. . .
Most men simply cannot afford to take on that risk, and even with a dowry the non-financial risks are just as costly and daunting as the financial ones. Yes at the same time, men are biologically programmed, nay, compelled to want to get married and have kids. And so what is likely going to happen is what's been happening for quite some time now - men are balking. They're going to punt.
The increase in cohabitation and the abandonment of marriage is a sign of men waking up and eschewing the legal and financial risks marriage presents to them ... And such marriage-avoidant behavior will continue as the internet educates men about the unacceptable legal and financial risks marriage presents to them (or, frankly, they just saw their dad get butchered in divorce court).
And so what we've seen this past 20 years, certainly the past 10 will continue. With no "theoretical dowries" and marriage being such a bad deal, more and more men will simply leave the marriage market because they can't afford it.
There's more at the link.
Modern marriage is weighted heavily against a man in our legal system. I'm aware of one situation going down right now, where a divorced father, with legal custody of his children, has seen his former wife simply take them and refuse to return them. She's gone so far as to interfere with his bank accounts, file false charges against him, and try to wreck his life, out of spite and vindictiveness. I repeat - she has no legal right to custody of the children, but because she doesn't want him to have them, she's more than prepared to use them as a weapon against him (including lying to them that he doesn't want them any more), and destroy his reputation in the process. What's more, law enforcement authorities appear powerless. They've told him to get yet another court order for them to enforce, ignoring those he already has. I don't understand that.
When men see that sort of thing happening, and realize that our legal system is predisposed to believe the mother rather than the father, is it any wonder that many men are afraid to commit themselves to a relationship that may have those consequences?

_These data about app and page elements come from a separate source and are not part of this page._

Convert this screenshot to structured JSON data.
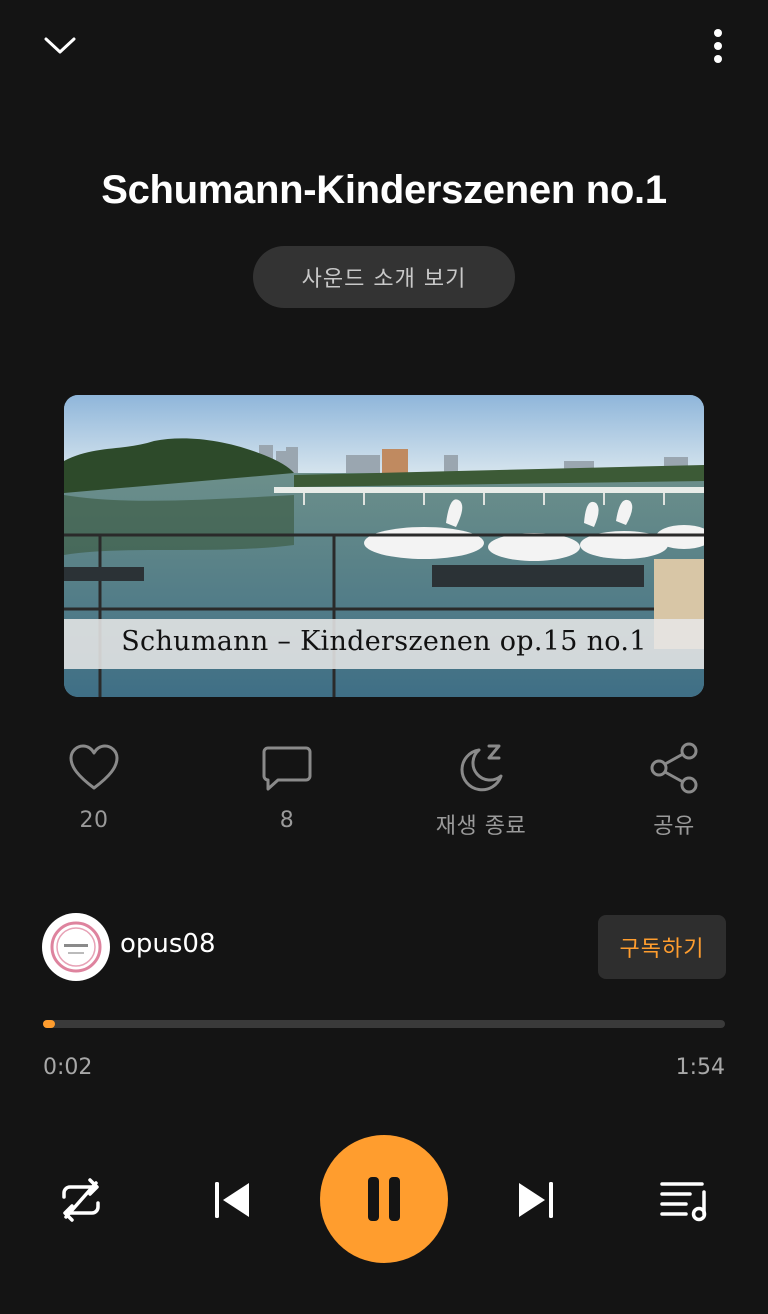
{
  "player": {
    "title": "Schumann-Kinderszenen no.1",
    "intro_button": "사운드 소개 보기",
    "cover_caption": "Schumann – Kinderszenen op.15 no.1",
    "colors": {
      "accent": "#ff9d2e",
      "background": "#141414",
      "muted": "#9a9a9a"
    }
  },
  "actions": [
    {
      "icon": "heart-icon",
      "label": "20"
    },
    {
      "icon": "comment-icon",
      "label": "8"
    },
    {
      "icon": "sleep-timer-icon",
      "label": "재생 종료"
    },
    {
      "icon": "share-icon",
      "label": "공유"
    }
  ],
  "channel": {
    "name": "opus08",
    "subscribe_label": "구독하기"
  },
  "playback": {
    "current_time": "0:02",
    "total_time": "1:54",
    "progress_fraction": 0.017
  },
  "controls": {
    "repeat": "repeat-icon",
    "previous": "skip-previous-icon",
    "play_pause": "pause-icon",
    "next": "skip-next-icon",
    "playlist": "playlist-icon"
  }
}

There's also the very real problem that a hyper-sexualized society, where a "hookup culture" has taken root, is anything but the ideal climate in which to foster traditional marriage. When both partners in a marriage come into that relationship with a past history of dozens, if not scores of lovers, and probably having lived with several of those partners, how can they pretend that there's anything unique about their relationship? There isn't. They're just going through the motions they've been through many times before. There's nothing "special" to bind them together, because they've done it all before. When it comes to arguments, they can put each other down with comments like, "Oh, so-and-so was much better at that than you are!" There's no foundation of "special" intimacy on which to build, because intimacy is no longer special. It's been trivialized.
Perhaps, if a dowry was required prior to marriage, both sides of the equation would realize that it signifies the value of their relationship in monetary terms. Perhaps they might then attach more intrinsic value to marriage, instead of seeing it as an arrangement that may, or may not, endure, depending on one or the other party's whims. To me, of course, there's also a deeply spiritual element to marriage; but that's not shared by many people, so I won't emphasize it here. I'll simply note that I think it's essential.
Aaron Clarey poses some very good questions, that force us to confront unpleasant realities, and which deserve answers.